WORK TO COMPLETE
Could you reproduce all the entries under this sentence exactly, leaving the images aside?

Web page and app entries
--
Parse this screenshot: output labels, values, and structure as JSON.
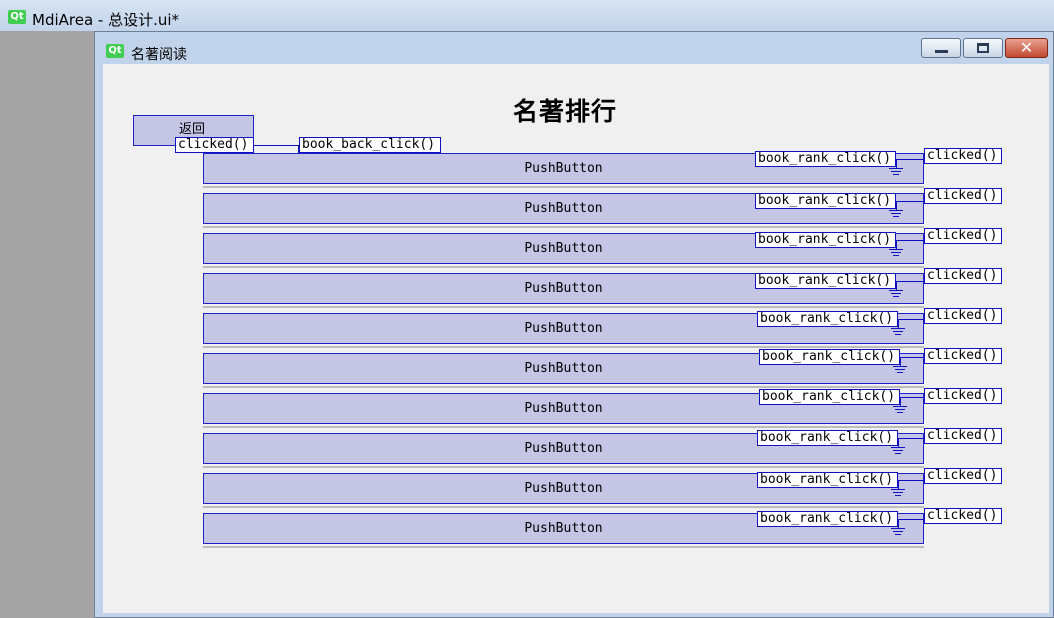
{
  "app": {
    "title": "MdiArea - 总设计.ui*",
    "logo": "Qt"
  },
  "subwindow": {
    "title": "名著阅读",
    "logo": "Qt"
  },
  "page": {
    "heading": "名著排行"
  },
  "back": {
    "label": "返回",
    "signal": "clicked()",
    "slot": "book_back_click()"
  },
  "rank_buttons": [
    {
      "label": "PushButton",
      "slot": "book_rank_click()",
      "signal": "clicked()"
    },
    {
      "label": "PushButton",
      "slot": "book_rank_click()",
      "signal": "clicked()"
    },
    {
      "label": "PushButton",
      "slot": "book_rank_click()",
      "signal": "clicked()"
    },
    {
      "label": "PushButton",
      "slot": "book_rank_click()",
      "signal": "clicked()"
    },
    {
      "label": "PushButton",
      "slot": "book_rank_click()",
      "signal": "clicked()"
    },
    {
      "label": "PushButton",
      "slot": "book_rank_click()",
      "signal": "clicked()"
    },
    {
      "label": "PushButton",
      "slot": "book_rank_click()",
      "signal": "clicked()"
    },
    {
      "label": "PushButton",
      "slot": "book_rank_click()",
      "signal": "clicked()"
    },
    {
      "label": "PushButton",
      "slot": "book_rank_click()",
      "signal": "clicked()"
    },
    {
      "label": "PushButton",
      "slot": "book_rank_click()",
      "signal": "clicked()"
    }
  ],
  "colors": {
    "accent": "#1010c0",
    "button_fill": "#c5c5e6",
    "client_bg": "#f0f0f0"
  }
}
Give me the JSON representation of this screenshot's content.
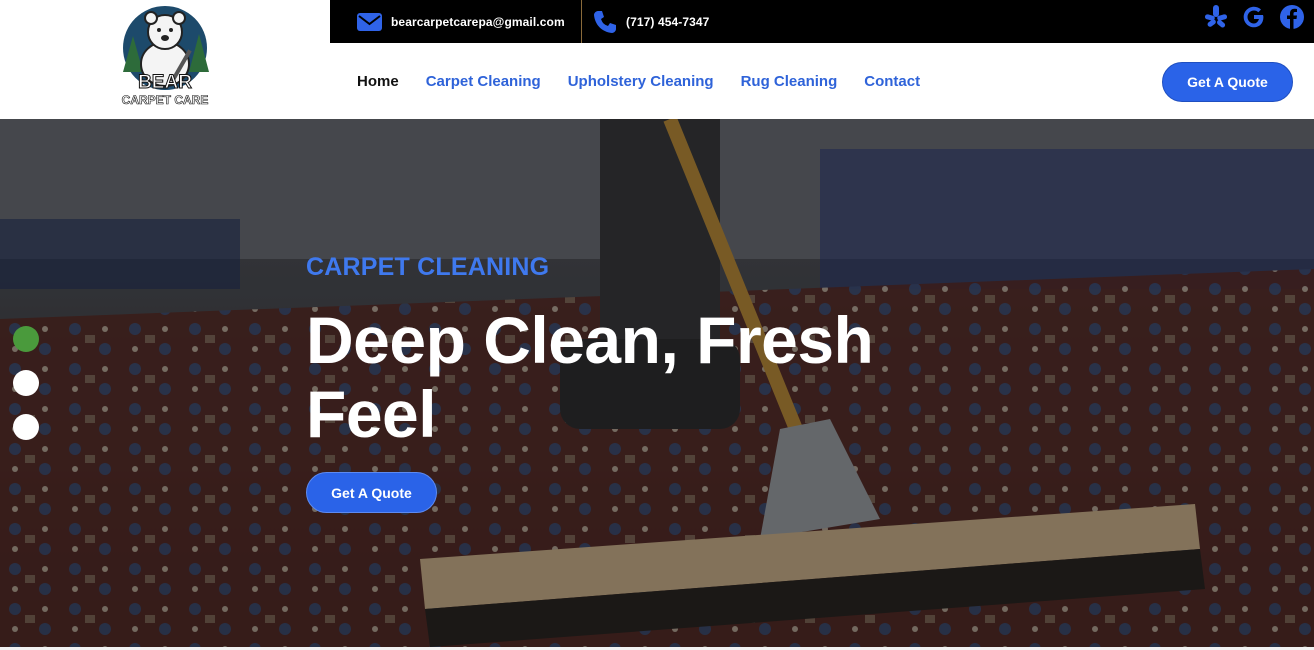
{
  "brand": {
    "logo_line1": "BEAR",
    "logo_line2": "CARPET CARE"
  },
  "topbar": {
    "email": "bearcarpetcarepa@gmail.com",
    "phone": "(717) 454-7347",
    "social": [
      "yelp-icon",
      "google-icon",
      "facebook-icon"
    ]
  },
  "nav": {
    "items": [
      {
        "label": "Home",
        "active": true
      },
      {
        "label": "Carpet Cleaning",
        "active": false
      },
      {
        "label": "Upholstery Cleaning",
        "active": false
      },
      {
        "label": "Rug Cleaning",
        "active": false
      },
      {
        "label": "Contact",
        "active": false
      }
    ],
    "cta": "Get A Quote"
  },
  "hero": {
    "eyebrow": "CARPET CLEANING",
    "headline": "Deep Clean, Fresh Feel",
    "cta": "Get A Quote",
    "slides": 3,
    "active_slide": 1
  },
  "colors": {
    "accent": "#2a63e8",
    "eyebrow": "#3f79ee",
    "topbar": "#000000",
    "active_dot": "#4a9a3c"
  }
}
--
PROBLEM SOLUTION
Parse this screenshot: output labels, values, and structure as JSON.
{
  "app": {
    "title": "MdiArea - 总设计.ui*",
    "logo": "Qt"
  },
  "subwindow": {
    "title": "名著阅读",
    "logo": "Qt"
  },
  "page": {
    "heading": "名著排行"
  },
  "back": {
    "label": "返回",
    "signal": "clicked()",
    "slot": "book_back_click()"
  },
  "rank_buttons": [
    {
      "label": "PushButton",
      "slot": "book_rank_click()",
      "signal": "clicked()"
    },
    {
      "label": "PushButton",
      "slot": "book_rank_click()",
      "signal": "clicked()"
    },
    {
      "label": "PushButton",
      "slot": "book_rank_click()",
      "signal": "clicked()"
    },
    {
      "label": "PushButton",
      "slot": "book_rank_click()",
      "signal": "clicked()"
    },
    {
      "label": "PushButton",
      "slot": "book_rank_click()",
      "signal": "clicked()"
    },
    {
      "label": "PushButton",
      "slot": "book_rank_click()",
      "signal": "clicked()"
    },
    {
      "label": "PushButton",
      "slot": "book_rank_click()",
      "signal": "clicked()"
    },
    {
      "label": "PushButton",
      "slot": "book_rank_click()",
      "signal": "clicked()"
    },
    {
      "label": "PushButton",
      "slot": "book_rank_click()",
      "signal": "clicked()"
    },
    {
      "label": "PushButton",
      "slot": "book_rank_click()",
      "signal": "clicked()"
    }
  ],
  "colors": {
    "accent": "#1010c0",
    "button_fill": "#c5c5e6",
    "client_bg": "#f0f0f0"
  }
}
Give me the JSON representation of this screenshot's content.
{
  "brand": {
    "logo_line1": "BEAR",
    "logo_line2": "CARPET CARE"
  },
  "topbar": {
    "email": "bearcarpetcarepa@gmail.com",
    "phone": "(717) 454-7347",
    "social": [
      "yelp-icon",
      "google-icon",
      "facebook-icon"
    ]
  },
  "nav": {
    "items": [
      {
        "label": "Home",
        "active": true
      },
      {
        "label": "Carpet Cleaning",
        "active": false
      },
      {
        "label": "Upholstery Cleaning",
        "active": false
      },
      {
        "label": "Rug Cleaning",
        "active": false
      },
      {
        "label": "Contact",
        "active": false
      }
    ],
    "cta": "Get A Quote"
  },
  "hero": {
    "eyebrow": "CARPET CLEANING",
    "headline": "Deep Clean, Fresh Feel",
    "cta": "Get A Quote",
    "slides": 3,
    "active_slide": 1
  },
  "colors": {
    "accent": "#2a63e8",
    "eyebrow": "#3f79ee",
    "topbar": "#000000",
    "active_dot": "#4a9a3c"
  }
}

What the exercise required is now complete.